It’s (pocket-sized) blinkin’ flashin’ heaven.

The LoL Shield (Lots of LEDs) is an add-on board for the Arduino microcontroller prototyping device.

One hundred and twenty-six LEDs, all on a space of about 3″ by 2″, all a-blinkin and a-flashin.

Of course the first thing I wanted to do was run Conway’s Game of Life on there. Turns out there was a GoL program already made, in the associated library / examples. Still, I had to tweak it a bit to get it to work ‘just so’.

Now all I gotta do is replace the Arduino with something smaller, maybe just the Atmega uC, add some batteries and put it in a little portable case.

Real electronics should glow in the dark.

Edited to add: Click here to download my updated / tweaked version.

One Step Forward, n Steps Back

Posted 2011.01.05 12.14 in Computers/Internet/Technology, Pointless Blather by Stephanie

Grumpy grumbles. After all my thermostat progress, I was getting more and more stuff squeezed into the final enclosure when there was a stumble, a trip-up, and then a complete collapse.

First I got a part in backwards.Then I hooked up some wires wrong. Then the magic smoke escaped from a component. Finally the whole thing achieved electronic death, or at least an electronic vegetative comatose state.

So I had to rip it all apart and move everything back to the breadboard & workbench, to start over.

Damnit.

It all went down Sunday night I think. Then I got all frustrated, then that got me feeling down, and I could almost feel like I was teetering on the edge of the depression, like it was just waiting for the opportunity to get me when I let my guard down.

Dealing with frustration is ‘easy’ (well easy to say, sometimes hard to do). You just put it down and walk away. Stop working on it, put it away and leave it for an hour, a day, whatever it takes.

Now I’ve got things mostly re-assembled on the breadboard, except the ethernet module which I don’t know yet if it still works… the magic smoke came out of a supporting component and I haven’t had a chance to replace that.
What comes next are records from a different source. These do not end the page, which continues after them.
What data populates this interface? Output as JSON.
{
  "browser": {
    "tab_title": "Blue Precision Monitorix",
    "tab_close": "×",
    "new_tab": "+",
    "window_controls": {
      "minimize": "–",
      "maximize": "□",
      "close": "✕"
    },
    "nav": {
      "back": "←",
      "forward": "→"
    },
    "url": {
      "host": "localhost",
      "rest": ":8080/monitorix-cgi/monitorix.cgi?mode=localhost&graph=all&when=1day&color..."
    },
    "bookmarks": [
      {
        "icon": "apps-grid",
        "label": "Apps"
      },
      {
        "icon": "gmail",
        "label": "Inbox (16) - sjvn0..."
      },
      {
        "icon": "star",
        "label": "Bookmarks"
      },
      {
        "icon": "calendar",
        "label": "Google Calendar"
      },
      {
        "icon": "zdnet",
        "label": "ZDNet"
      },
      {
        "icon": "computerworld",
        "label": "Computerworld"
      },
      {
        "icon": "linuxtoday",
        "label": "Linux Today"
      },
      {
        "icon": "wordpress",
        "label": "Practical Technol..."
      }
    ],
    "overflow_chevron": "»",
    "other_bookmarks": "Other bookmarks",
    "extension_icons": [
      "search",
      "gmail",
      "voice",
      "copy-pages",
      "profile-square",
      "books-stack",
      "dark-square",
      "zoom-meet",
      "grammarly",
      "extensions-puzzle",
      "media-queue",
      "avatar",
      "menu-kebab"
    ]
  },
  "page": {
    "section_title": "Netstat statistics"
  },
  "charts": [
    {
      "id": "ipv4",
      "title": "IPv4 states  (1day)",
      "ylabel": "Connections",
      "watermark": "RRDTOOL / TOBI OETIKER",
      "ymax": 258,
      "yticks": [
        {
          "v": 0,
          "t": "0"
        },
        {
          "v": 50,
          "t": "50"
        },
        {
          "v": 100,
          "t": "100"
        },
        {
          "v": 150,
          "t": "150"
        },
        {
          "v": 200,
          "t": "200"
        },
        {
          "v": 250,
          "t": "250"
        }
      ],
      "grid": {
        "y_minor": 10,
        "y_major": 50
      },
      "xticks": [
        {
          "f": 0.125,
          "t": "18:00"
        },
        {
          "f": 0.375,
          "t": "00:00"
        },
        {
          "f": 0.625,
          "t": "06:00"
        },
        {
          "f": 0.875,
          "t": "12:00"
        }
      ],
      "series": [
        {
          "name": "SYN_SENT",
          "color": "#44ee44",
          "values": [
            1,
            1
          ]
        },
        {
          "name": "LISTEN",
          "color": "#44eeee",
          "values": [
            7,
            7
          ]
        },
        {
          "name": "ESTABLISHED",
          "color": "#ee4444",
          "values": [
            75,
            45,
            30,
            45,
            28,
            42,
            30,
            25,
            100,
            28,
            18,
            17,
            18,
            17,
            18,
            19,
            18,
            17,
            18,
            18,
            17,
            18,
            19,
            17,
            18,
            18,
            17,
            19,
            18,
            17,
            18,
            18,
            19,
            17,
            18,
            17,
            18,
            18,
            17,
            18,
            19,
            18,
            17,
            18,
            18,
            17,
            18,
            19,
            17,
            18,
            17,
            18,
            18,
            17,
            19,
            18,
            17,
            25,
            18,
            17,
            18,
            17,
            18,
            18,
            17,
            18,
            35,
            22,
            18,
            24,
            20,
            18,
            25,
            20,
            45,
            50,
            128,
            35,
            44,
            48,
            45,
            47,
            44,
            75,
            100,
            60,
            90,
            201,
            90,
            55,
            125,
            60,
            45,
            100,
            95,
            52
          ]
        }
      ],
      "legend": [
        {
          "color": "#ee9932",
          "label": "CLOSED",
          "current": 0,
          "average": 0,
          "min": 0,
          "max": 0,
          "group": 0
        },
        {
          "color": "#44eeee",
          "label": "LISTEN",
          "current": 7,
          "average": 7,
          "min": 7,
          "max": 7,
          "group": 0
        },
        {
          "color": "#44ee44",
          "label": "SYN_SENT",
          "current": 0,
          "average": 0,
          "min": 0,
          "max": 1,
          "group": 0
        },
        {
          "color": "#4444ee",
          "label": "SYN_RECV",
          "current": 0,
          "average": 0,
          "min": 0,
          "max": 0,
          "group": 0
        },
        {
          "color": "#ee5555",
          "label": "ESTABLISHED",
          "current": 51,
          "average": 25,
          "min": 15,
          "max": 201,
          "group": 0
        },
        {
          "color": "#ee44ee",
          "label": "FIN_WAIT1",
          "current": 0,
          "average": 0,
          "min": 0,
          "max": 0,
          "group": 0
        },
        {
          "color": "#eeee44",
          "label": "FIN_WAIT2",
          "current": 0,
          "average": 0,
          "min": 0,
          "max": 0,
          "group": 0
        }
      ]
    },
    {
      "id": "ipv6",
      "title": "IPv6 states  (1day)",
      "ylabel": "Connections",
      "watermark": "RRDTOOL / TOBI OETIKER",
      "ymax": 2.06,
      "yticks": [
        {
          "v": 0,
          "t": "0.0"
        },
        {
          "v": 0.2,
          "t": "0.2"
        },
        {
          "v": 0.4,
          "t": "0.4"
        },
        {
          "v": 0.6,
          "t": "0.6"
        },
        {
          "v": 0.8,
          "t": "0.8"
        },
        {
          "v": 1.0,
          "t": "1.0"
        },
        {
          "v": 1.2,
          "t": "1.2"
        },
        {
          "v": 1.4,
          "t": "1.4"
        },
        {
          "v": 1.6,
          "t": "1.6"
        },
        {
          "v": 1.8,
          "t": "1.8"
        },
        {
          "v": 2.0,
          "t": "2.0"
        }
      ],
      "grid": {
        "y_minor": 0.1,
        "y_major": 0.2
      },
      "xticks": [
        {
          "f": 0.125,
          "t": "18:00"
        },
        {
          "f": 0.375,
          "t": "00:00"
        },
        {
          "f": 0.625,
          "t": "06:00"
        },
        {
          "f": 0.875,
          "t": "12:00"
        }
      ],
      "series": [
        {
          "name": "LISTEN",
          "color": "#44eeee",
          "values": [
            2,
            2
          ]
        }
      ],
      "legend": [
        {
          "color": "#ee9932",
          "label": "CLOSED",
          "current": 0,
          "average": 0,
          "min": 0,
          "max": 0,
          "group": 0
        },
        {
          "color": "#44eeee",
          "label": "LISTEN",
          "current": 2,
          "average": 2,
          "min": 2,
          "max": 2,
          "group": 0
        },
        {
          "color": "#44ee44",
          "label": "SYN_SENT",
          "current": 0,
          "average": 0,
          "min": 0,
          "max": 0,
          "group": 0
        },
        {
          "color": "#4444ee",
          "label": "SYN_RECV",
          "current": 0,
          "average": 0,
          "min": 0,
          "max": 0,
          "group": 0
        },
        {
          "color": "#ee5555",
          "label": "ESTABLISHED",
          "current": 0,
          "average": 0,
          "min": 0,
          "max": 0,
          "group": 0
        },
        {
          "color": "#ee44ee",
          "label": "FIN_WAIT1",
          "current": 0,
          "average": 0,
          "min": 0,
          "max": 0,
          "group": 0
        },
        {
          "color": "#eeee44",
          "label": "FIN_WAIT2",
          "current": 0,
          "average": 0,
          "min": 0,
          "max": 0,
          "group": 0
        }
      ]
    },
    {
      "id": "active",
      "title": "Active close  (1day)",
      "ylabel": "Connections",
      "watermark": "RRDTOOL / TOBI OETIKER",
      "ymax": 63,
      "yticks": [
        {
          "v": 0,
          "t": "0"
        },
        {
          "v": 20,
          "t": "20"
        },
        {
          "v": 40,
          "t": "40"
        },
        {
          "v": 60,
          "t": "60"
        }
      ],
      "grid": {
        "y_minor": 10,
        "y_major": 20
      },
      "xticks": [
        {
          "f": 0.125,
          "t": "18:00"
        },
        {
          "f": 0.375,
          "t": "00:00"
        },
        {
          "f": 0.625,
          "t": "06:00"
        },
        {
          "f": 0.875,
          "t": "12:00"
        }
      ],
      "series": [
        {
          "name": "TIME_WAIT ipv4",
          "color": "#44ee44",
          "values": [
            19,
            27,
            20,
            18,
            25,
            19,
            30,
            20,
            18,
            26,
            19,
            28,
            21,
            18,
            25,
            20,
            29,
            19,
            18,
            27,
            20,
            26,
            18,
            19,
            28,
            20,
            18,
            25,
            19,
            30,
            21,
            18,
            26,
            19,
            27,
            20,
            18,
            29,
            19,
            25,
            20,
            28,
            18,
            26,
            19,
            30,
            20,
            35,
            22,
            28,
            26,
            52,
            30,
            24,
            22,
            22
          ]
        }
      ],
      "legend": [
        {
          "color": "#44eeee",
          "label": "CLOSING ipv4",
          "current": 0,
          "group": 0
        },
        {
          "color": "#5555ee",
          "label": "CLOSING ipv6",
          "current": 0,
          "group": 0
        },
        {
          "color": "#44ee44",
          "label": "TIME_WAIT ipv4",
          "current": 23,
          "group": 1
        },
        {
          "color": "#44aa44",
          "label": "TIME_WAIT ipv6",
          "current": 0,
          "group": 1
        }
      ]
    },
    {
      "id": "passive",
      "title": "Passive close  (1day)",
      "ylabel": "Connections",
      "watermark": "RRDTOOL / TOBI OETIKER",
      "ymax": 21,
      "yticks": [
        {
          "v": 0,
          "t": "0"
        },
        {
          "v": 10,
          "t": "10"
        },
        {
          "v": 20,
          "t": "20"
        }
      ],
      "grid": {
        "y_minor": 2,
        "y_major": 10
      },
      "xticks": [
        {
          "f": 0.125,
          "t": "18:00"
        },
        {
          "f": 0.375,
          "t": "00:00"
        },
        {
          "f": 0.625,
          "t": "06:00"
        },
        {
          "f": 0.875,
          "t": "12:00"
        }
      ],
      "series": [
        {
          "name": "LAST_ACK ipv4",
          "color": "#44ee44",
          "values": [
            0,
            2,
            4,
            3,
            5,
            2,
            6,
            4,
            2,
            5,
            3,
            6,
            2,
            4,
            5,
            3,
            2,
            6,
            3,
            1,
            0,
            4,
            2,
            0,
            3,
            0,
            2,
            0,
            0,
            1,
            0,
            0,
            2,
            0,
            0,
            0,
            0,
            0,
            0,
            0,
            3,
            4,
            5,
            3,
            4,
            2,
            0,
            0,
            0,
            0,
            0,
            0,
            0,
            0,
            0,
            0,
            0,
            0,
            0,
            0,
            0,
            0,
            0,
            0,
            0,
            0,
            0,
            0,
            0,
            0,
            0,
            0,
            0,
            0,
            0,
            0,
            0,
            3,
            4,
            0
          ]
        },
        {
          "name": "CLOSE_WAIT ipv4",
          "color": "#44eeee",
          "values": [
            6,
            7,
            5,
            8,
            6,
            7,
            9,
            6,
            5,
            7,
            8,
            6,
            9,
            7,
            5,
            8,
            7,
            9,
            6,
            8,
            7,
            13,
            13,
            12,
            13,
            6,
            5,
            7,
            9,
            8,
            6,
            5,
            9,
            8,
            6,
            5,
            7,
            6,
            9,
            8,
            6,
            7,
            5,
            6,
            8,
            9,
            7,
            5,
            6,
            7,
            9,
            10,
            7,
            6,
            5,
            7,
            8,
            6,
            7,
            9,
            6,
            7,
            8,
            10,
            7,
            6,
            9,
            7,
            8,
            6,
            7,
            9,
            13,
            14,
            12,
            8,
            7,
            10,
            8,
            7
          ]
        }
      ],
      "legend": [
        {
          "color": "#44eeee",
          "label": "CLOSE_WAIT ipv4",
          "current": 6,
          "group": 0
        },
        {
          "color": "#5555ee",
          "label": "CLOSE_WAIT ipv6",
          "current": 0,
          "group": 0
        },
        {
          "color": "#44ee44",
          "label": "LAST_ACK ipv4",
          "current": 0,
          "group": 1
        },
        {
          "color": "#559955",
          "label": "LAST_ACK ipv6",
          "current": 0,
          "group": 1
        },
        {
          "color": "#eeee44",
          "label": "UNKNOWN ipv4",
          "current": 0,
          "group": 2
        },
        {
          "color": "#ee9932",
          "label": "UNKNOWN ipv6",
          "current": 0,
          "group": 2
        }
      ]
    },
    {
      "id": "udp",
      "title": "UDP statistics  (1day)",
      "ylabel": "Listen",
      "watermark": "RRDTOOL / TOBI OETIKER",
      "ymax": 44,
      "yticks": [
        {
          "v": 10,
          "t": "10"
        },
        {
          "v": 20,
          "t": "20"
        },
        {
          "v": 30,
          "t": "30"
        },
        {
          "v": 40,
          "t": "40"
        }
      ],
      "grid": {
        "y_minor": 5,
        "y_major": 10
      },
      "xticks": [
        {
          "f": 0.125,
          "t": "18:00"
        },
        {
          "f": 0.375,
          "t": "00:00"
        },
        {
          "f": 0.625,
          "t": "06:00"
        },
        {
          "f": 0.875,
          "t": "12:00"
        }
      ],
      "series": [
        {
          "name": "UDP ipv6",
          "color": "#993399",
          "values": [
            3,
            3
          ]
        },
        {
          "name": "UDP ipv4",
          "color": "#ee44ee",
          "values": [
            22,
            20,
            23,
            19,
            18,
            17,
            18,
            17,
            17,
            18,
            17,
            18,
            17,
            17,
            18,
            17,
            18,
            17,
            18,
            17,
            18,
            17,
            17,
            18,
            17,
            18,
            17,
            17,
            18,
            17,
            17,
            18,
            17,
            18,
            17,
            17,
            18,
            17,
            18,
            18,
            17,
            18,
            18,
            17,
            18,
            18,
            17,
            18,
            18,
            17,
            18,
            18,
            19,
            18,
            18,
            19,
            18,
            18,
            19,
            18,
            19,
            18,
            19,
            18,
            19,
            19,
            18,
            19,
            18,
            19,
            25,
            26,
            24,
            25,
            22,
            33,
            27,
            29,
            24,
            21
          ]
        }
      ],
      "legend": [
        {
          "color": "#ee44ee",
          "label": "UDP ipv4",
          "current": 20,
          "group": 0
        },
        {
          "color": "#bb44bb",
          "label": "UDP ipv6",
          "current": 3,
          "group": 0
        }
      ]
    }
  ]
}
So, not quite back to the drawing board, but back to the workbench, anyways. Grumbles.